Why Italians Love Barney
Interest for the film adaptation of Barney’s Version is high in Rome, where shooting began earlier this week. The book by one of Canada’s foremost authors, Mordecai Richler, not only won him the 1997 Giller Prize but also gave the Montreal-born novelist rock star status in Italy, where it was a runaway bestseller.
Canadian producer Robert Lantos, knew the iconic author and has worked for many years to turn the book into a movie and his decision to start filming in Rome was probably no accident.
"The book is so celebrated in Italy and has so many champions that it has become an integral part of Italian popular culture," Lantos told CBC.
The Italian newspaper Il Foglio helped spark the popularity of Richler’s novel. Besides publishing multiple reviews and articles on the book, editors run a daily column called Barney’s Version: a commentary on Italian politics written in the voice of Richler’s outspoken protagonist.

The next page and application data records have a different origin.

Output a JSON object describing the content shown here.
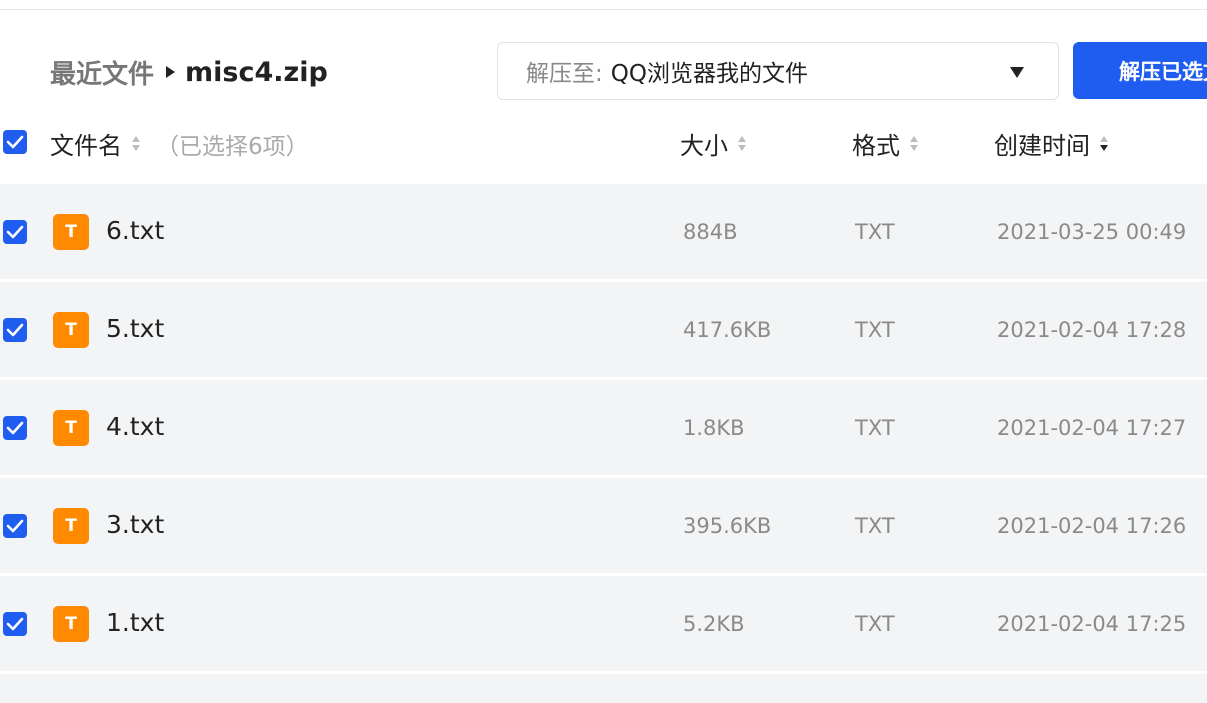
{
  "breadcrumb": {
    "root": "最近文件",
    "current": "misc4.zip"
  },
  "destination": {
    "label": "解压至:",
    "value": "QQ浏览器我的文件"
  },
  "extract_button": "解压已选文件",
  "table": {
    "columns": {
      "name": "文件名",
      "selection": "（已选择6项）",
      "size": "大小",
      "format": "格式",
      "created": "创建时间"
    },
    "rows": [
      {
        "name": "6.txt",
        "size": "884B",
        "format": "TXT",
        "created": "2021-03-25 00:49",
        "icon_letter": "T"
      },
      {
        "name": "5.txt",
        "size": "417.6KB",
        "format": "TXT",
        "created": "2021-02-04 17:28",
        "icon_letter": "T"
      },
      {
        "name": "4.txt",
        "size": "1.8KB",
        "format": "TXT",
        "created": "2021-02-04 17:27",
        "icon_letter": "T"
      },
      {
        "name": "3.txt",
        "size": "395.6KB",
        "format": "TXT",
        "created": "2021-02-04 17:26",
        "icon_letter": "T"
      },
      {
        "name": "1.txt",
        "size": "5.2KB",
        "format": "TXT",
        "created": "2021-02-04 17:25",
        "icon_letter": "T"
      }
    ]
  },
  "colors": {
    "accent": "#1f5cf0",
    "file_icon": "#ff8a00",
    "row_background": "#f3f4f6"
  }
}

Il Foglio journalist Christian Rocca explained to CBC why the character Barney struck a chord with Italians.
“We didn’t just love the book. We adopted it like a son, or maybe like a father. We love outspoken people. We love, how do you call them, curmudgeons? Finally, we have a character who was able and was willing to say whatever he wants, whatever he thinks. Beyond being a wonderful love story, Barney’s Version is “a manifesto of political incorrectness. We Italians are deeply politically incorrect people so we love the book — I think — for this reason.”
After Rome, filming of the $28 million project starring Paul Giamatti, will continue in Montreal and New York and is set for release sometime in 2010.